Two other statues of the explorer, both in Sydney, have already been defaced as Black Lives Matter protests shine a light on racial inequality.
There are growing calls for statues of Cook to be removed, though Prime Minister Scott Morrison has defended the explorer’s legacy and controversially declared there was ‘no slavery in Australia’ – a comment he has since apologised for.
City of Melbourne councillor Nicholas Reece said statues for John Batman could be reviewed in light of his history hunting indigenous people in Tasmania
Queensland (top right) and Victoria (bottom right) were both named in honour of Queen Victoria by British settlers
The petition for the Cairns statue to be removed, signed by more than 12,000 people as of Tuesday morning, reads: ‘Since 1972, the James Cook statue on Sheridan Street has stood as a symbol of colonialism and genocide.
‘It’s a slap in the face to all indigenous people,’ it read. ‘For us it represents dispossession, forced removal, slavery, genocide, stolen land, and loss of culture – among many other things.
‘I am calling on Cairns Regional Council and Cairns Mayor Mr Bob Manning to take action today and remove this statue. This would be a huge step forward in uniting the community and honouring our First Nation’s people.
‘I also call on non-indigenous Australians to stand with us. The #BlackLivesMatter movement is as urgent here on your own doorsteps as it is on the streets of Minneapolis.
‘For you to demand the removal of this offensive and outdated statue shows your willingness to look Australia’s ugly history right in the eye, and say no more.’
Home Affairs Minister Peter Dutton told 9News he wants the statues to stay.
‘I don’t think ripping pages out of history books and brushing over parts of history you don’t agree with or you don’t like is really something the Australian public is going to embrace,’ he said.
‘There are good and bad parts of our history.
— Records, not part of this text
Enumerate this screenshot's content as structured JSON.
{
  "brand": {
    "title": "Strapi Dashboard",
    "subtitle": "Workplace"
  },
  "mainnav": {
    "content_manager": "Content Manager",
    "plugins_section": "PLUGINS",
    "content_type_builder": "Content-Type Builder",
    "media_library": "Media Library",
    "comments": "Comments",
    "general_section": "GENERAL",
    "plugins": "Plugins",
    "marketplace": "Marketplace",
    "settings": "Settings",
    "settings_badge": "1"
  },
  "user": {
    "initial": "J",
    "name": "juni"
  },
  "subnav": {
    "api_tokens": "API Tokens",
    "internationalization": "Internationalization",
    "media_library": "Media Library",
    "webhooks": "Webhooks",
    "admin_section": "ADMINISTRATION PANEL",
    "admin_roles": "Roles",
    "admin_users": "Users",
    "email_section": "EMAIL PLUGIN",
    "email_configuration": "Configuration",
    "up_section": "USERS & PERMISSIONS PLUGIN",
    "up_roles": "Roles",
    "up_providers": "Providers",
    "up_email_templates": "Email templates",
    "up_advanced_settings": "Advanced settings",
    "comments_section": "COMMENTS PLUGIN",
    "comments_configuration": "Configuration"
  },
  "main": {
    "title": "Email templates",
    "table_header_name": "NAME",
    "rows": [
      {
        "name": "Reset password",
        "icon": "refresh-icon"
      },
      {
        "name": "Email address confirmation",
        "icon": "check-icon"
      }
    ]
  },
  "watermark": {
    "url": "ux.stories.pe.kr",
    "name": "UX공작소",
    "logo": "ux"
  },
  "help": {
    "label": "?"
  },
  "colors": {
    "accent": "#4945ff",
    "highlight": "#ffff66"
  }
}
You learn from that.’
The Captain Cook statue in Cairns (pictured) has stood since 1972, but protesters want it to be taken down
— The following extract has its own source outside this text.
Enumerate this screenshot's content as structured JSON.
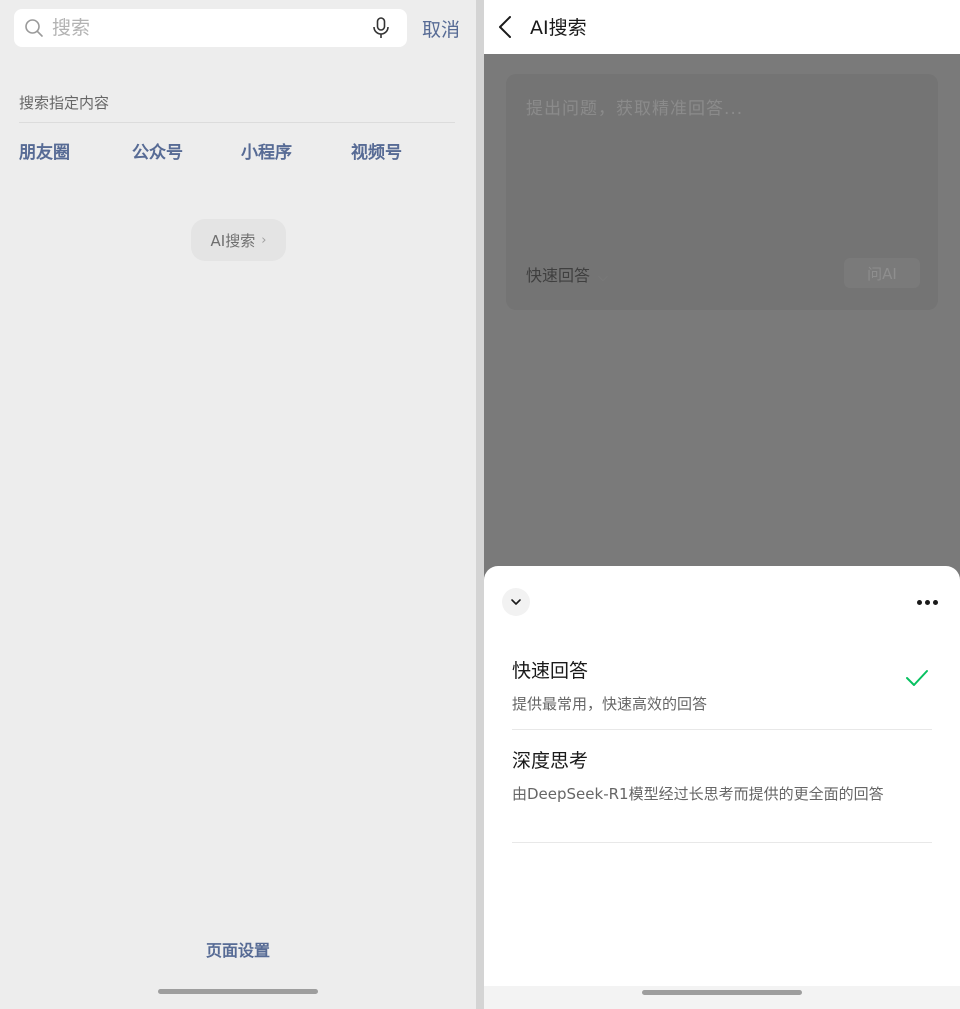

Opposition Leader Anthony Albanese has also voiced his support for the statues to stay.
‘You can’t rewrite history, you have to learn from it,’ he told Sydney radio 2GB.
‘The idea that you go back to year zero of history is in my view, just quite frankly unacceptable.’
Mr Morrison has previously said he wanted to help the public to gain a better understanding of Captain Cook’s historic voyage.
‘That voyage is the reason Australia is what it is today and it’s important we take the opportunity to reflect on it,’ Mr Morrison said.